- **EXERCISE AIM**
Which lines of the data below contain "write"? Please show them all.
#### DATA EXCERPTS
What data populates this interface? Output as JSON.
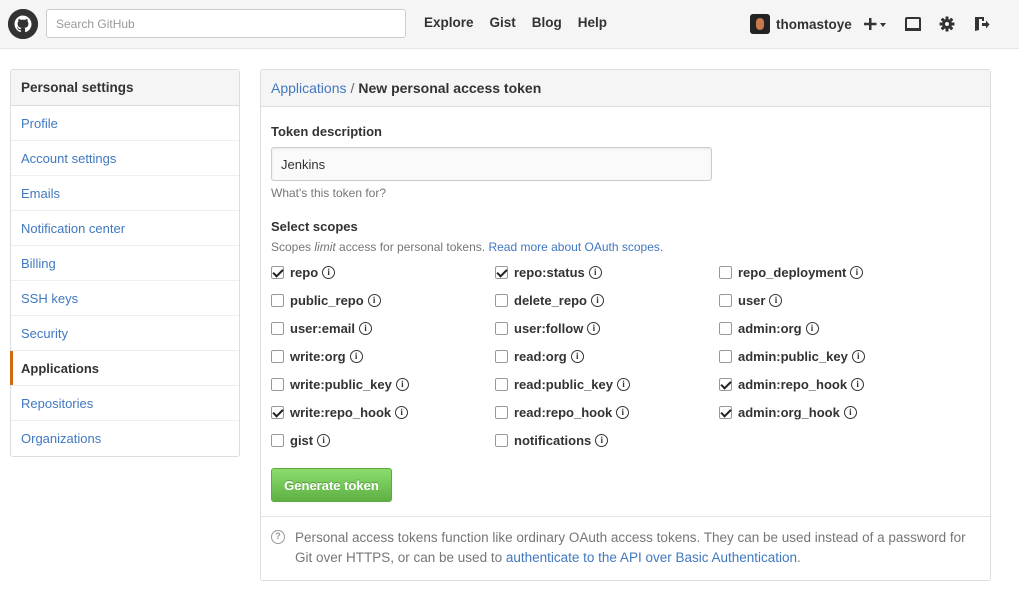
{
  "header": {
    "search_placeholder": "Search GitHub",
    "nav": [
      "Explore",
      "Gist",
      "Blog",
      "Help"
    ],
    "username": "thomastoye"
  },
  "sidebar": {
    "title": "Personal settings",
    "items": [
      {
        "label": "Profile"
      },
      {
        "label": "Account settings"
      },
      {
        "label": "Emails"
      },
      {
        "label": "Notification center"
      },
      {
        "label": "Billing"
      },
      {
        "label": "SSH keys"
      },
      {
        "label": "Security"
      },
      {
        "label": "Applications",
        "selected": true
      },
      {
        "label": "Repositories"
      },
      {
        "label": "Organizations"
      }
    ]
  },
  "main": {
    "breadcrumb_parent": "Applications",
    "breadcrumb_sep": "/",
    "breadcrumb_current": "New personal access token",
    "token_label": "Token description",
    "token_value": "Jenkins",
    "token_note": "What's this token for?",
    "scopes_label": "Select scopes",
    "scopes_note_prefix": "Scopes ",
    "scopes_note_em": "limit",
    "scopes_note_middle": " access for personal tokens. ",
    "scopes_note_link": "Read more about OAuth scopes.",
    "scopes": [
      {
        "name": "repo",
        "checked": true
      },
      {
        "name": "repo:status",
        "checked": true
      },
      {
        "name": "repo_deployment",
        "checked": false
      },
      {
        "name": "public_repo",
        "checked": false
      },
      {
        "name": "delete_repo",
        "checked": false
      },
      {
        "name": "user",
        "checked": false
      },
      {
        "name": "user:email",
        "checked": false
      },
      {
        "name": "user:follow",
        "checked": false
      },
      {
        "name": "admin:org",
        "checked": false
      },
      {
        "name": "write:org",
        "checked": false
      },
      {
        "name": "read:org",
        "checked": false
      },
      {
        "name": "admin:public_key",
        "checked": false
      },
      {
        "name": "write:public_key",
        "checked": false
      },
      {
        "name": "read:public_key",
        "checked": false
      },
      {
        "name": "admin:repo_hook",
        "checked": true
      },
      {
        "name": "write:repo_hook",
        "checked": true
      },
      {
        "name": "read:repo_hook",
        "checked": false
      },
      {
        "name": "admin:org_hook",
        "checked": true
      },
      {
        "name": "gist",
        "checked": false
      },
      {
        "name": "notifications",
        "checked": false
      }
    ],
    "generate_button": "Generate token",
    "help_text": "Personal access tokens function like ordinary OAuth access tokens. They can be used instead of a password for Git over HTTPS, or can be used to ",
    "help_link": "authenticate to the API over Basic Authentication",
    "help_suffix": "."
  }
}
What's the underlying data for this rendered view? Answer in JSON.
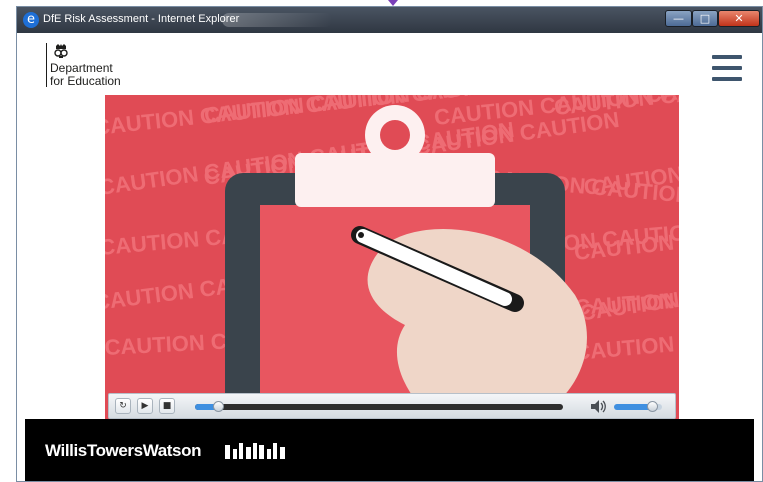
{
  "window": {
    "title": "DfE Risk Assessment - Internet Explorer",
    "app_icon": "ie-icon",
    "buttons": {
      "minimize": "minimize-icon",
      "maximize": "maximize-icon",
      "close": "close-icon"
    }
  },
  "header": {
    "logo_line1": "Department",
    "logo_line2": "for Education",
    "logo_icon": "royal-crest-icon",
    "menu_icon": "hamburger-icon"
  },
  "video": {
    "background_text": "CAUTION",
    "colors": {
      "tape": "#e04b55",
      "clipboard": "#3a444c",
      "paper": "#fdf0f0",
      "pen": "#ffffff"
    },
    "player": {
      "progress_fraction": 0.05,
      "volume_fraction": 0.8,
      "icons": [
        "replay-icon",
        "play-icon",
        "stop-icon",
        "volume-icon"
      ]
    }
  },
  "footer": {
    "brand": "WillisTowersWatson",
    "brand_mark": "wtw-bars-logo-icon",
    "background": "#000000"
  }
}
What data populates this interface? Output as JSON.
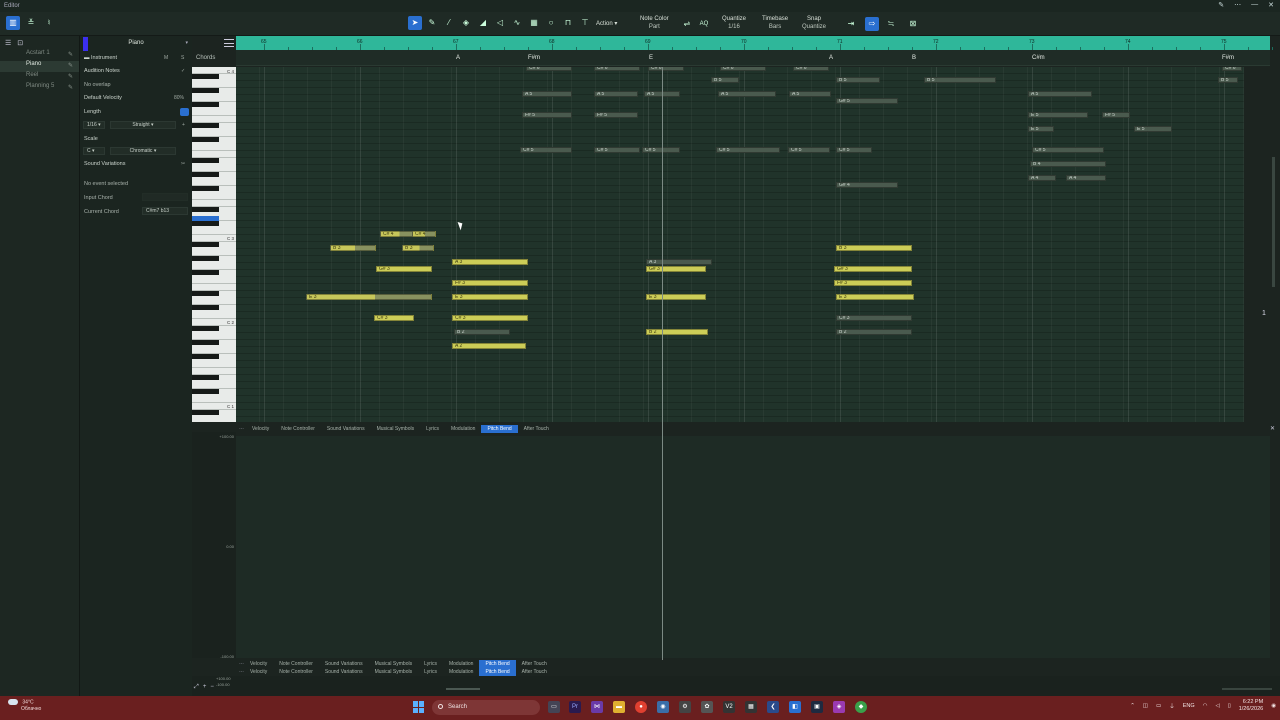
{
  "window": {
    "title": "Editor",
    "controls": [
      "✎",
      "⋯",
      "—",
      "✕"
    ]
  },
  "toolbar": {
    "action_label": "Action",
    "note_color": {
      "title": "Note Color",
      "value": "Part"
    },
    "quantize": {
      "title": "Quantize",
      "value": "1/16"
    },
    "timebase": {
      "title": "Timebase",
      "value": "Bars"
    },
    "snap": {
      "title": "Snap",
      "value": "Quantize"
    }
  },
  "tracks": [
    {
      "label": "Acstart 1",
      "selected": false
    },
    {
      "label": "Piano",
      "selected": true
    },
    {
      "label": "Reel",
      "selected": false
    },
    {
      "label": "Planning 5",
      "selected": false
    }
  ],
  "inspector": {
    "part_name": "Piano",
    "instrument_label": "Instrument",
    "m_label": "M",
    "s_label": "S",
    "audition_notes": "Audition Notes",
    "no_overlap": "No overlap",
    "default_velocity": "Default Velocity",
    "default_velocity_value": "80%",
    "length_label": "Length",
    "length_value": "1/16",
    "length_mode": "Straight",
    "scale_label": "Scale",
    "scale_root": "C",
    "scale_type": "Chromatic",
    "sound_variations": "Sound Variations",
    "no_event": "No event selected",
    "input_chord": "Input Chord",
    "current_chord": "Current Chord",
    "current_chord_value": "C#m7 b13",
    "chords_label": "Chords"
  },
  "ruler": {
    "bars": [
      "65",
      "66",
      "67",
      "68",
      "69",
      "70",
      "71",
      "72",
      "73",
      "74",
      "75"
    ]
  },
  "chord_track": [
    "A",
    "F#m",
    "E",
    "A",
    "B",
    "C#m",
    "F#m"
  ],
  "piano_labels": [
    "C 4",
    "C 3",
    "C 2",
    "C 1"
  ],
  "notes": [
    {
      "label": "C# 6",
      "style": "lo"
    },
    {
      "label": "C# 6",
      "style": "lo"
    },
    {
      "label": "C# 6",
      "style": "lo"
    },
    {
      "label": "C# 6",
      "style": "lo"
    },
    {
      "label": "C# 6",
      "style": "lo"
    },
    {
      "label": "C# 6",
      "style": "lo"
    },
    {
      "label": "B 5",
      "style": "lo"
    },
    {
      "label": "B 5",
      "style": "lo"
    },
    {
      "label": "B 5",
      "style": "lo"
    },
    {
      "label": "B 5",
      "style": "lo"
    },
    {
      "label": "A 5",
      "style": "lo"
    },
    {
      "label": "A 5",
      "style": "lo"
    },
    {
      "label": "A 5",
      "style": "lo"
    },
    {
      "label": "A 5",
      "style": "lo"
    },
    {
      "label": "A 5",
      "style": "lo"
    },
    {
      "label": "A 5",
      "style": "lo"
    },
    {
      "label": "G# 5",
      "style": "lo"
    },
    {
      "label": "F# 5",
      "style": "lo"
    },
    {
      "label": "F# 5",
      "style": "lo"
    },
    {
      "label": "F# 5",
      "style": "lo"
    },
    {
      "label": "E 5",
      "style": "lo"
    },
    {
      "label": "E 5",
      "style": "lo"
    },
    {
      "label": "E 5",
      "style": "lo"
    },
    {
      "label": "C# 5",
      "style": "lo"
    },
    {
      "label": "C# 5",
      "style": "lo"
    },
    {
      "label": "C# 5",
      "style": "lo"
    },
    {
      "label": "C# 5",
      "style": "lo"
    },
    {
      "label": "C# 5",
      "style": "lo"
    },
    {
      "label": "C# 5",
      "style": "lo"
    },
    {
      "label": "C# 5",
      "style": "lo"
    },
    {
      "label": "B 4",
      "style": "lo"
    },
    {
      "label": "A 4",
      "style": "lo"
    },
    {
      "label": "A 4",
      "style": "lo"
    },
    {
      "label": "G# 4",
      "style": "lo"
    },
    {
      "label": "C# 4",
      "style": "mid"
    },
    {
      "label": "C# 4",
      "style": "mid"
    },
    {
      "label": "B 3",
      "style": "mid"
    },
    {
      "label": "B 3",
      "style": "mid"
    },
    {
      "label": "B 3",
      "style": "hi"
    },
    {
      "label": "G# 3",
      "style": "hi"
    },
    {
      "label": "A 3",
      "style": "hi"
    },
    {
      "label": "A 3",
      "style": "lo"
    },
    {
      "label": "G# 3",
      "style": "hi"
    },
    {
      "label": "G# 3",
      "style": "hi"
    },
    {
      "label": "F# 3",
      "style": "hi"
    },
    {
      "label": "F# 3",
      "style": "hi"
    },
    {
      "label": "E 3",
      "style": "mid"
    },
    {
      "label": "E 3",
      "style": "hi"
    },
    {
      "label": "E 3",
      "style": "hi"
    },
    {
      "label": "E 3",
      "style": "hi"
    },
    {
      "label": "C# 3",
      "style": "hi"
    },
    {
      "label": "C# 3",
      "style": "hi"
    },
    {
      "label": "C# 3",
      "style": "lo"
    },
    {
      "label": "B 2",
      "style": "lo"
    },
    {
      "label": "B 2",
      "style": "hi"
    },
    {
      "label": "B 2",
      "style": "lo"
    },
    {
      "label": "A 2",
      "style": "hi"
    }
  ],
  "controller_tabs": [
    "Velocity",
    "Note Controller",
    "Sound Variations",
    "Musical Symbols",
    "Lyrics",
    "Modulation",
    "Pitch Bend",
    "After Touch"
  ],
  "controller_active": "Pitch Bend",
  "lane_values": [
    "+100.00",
    "0.00",
    "-100.00"
  ],
  "lane_values_bottom": [
    "+100.00",
    "-100.00"
  ],
  "taskbar": {
    "weather_temp": "34°C",
    "weather_desc": "Облачно",
    "search_placeholder": "Search",
    "lang": "ENG",
    "time": "6:22 PM",
    "date": "1/26/2026",
    "app_v2": "V2",
    "app_ps": "Pr"
  }
}
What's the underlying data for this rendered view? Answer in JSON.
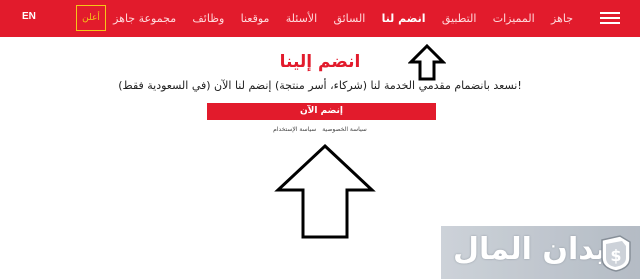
{
  "nav": {
    "lang": "EN",
    "ad_label": "أعلن",
    "links": [
      {
        "label": "جاهز",
        "active": false
      },
      {
        "label": "المميزات",
        "active": false
      },
      {
        "label": "التطبيق",
        "active": false
      },
      {
        "label": "انضم لنا",
        "active": true
      },
      {
        "label": "السائق",
        "active": false
      },
      {
        "label": "الأسئلة",
        "active": false
      },
      {
        "label": "موقعنا",
        "active": false
      },
      {
        "label": "وظائف",
        "active": false
      },
      {
        "label": "مجموعة جاهز",
        "active": false
      }
    ],
    "menu_icon": "hamburger-menu-icon"
  },
  "main": {
    "title": "انضم إلينا",
    "description": "!نسعد بانضمام مقدمي الخدمة لنا (شركاء، أسر منتجة) إنضم لنا الآن (في السعودية فقط)",
    "join_button": "إنضم الآن",
    "legal_privacy": "سياسة الخصوصية",
    "legal_terms": "سياسة الإستخدام"
  },
  "annotations": {
    "arrow_icon": "up-arrow-icon"
  },
  "watermark": {
    "text": "ميدان المال",
    "logo_icon": "dollar-shield-logo-icon"
  },
  "colors": {
    "brand_red": "#e21b2c",
    "ad_border": "#f5c518",
    "white": "#ffffff"
  }
}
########
- **ANSWER TO THE EXERCISE**
        "name": "write:org",
        "name": "write:public_key",
        "name": "write:repo_hook",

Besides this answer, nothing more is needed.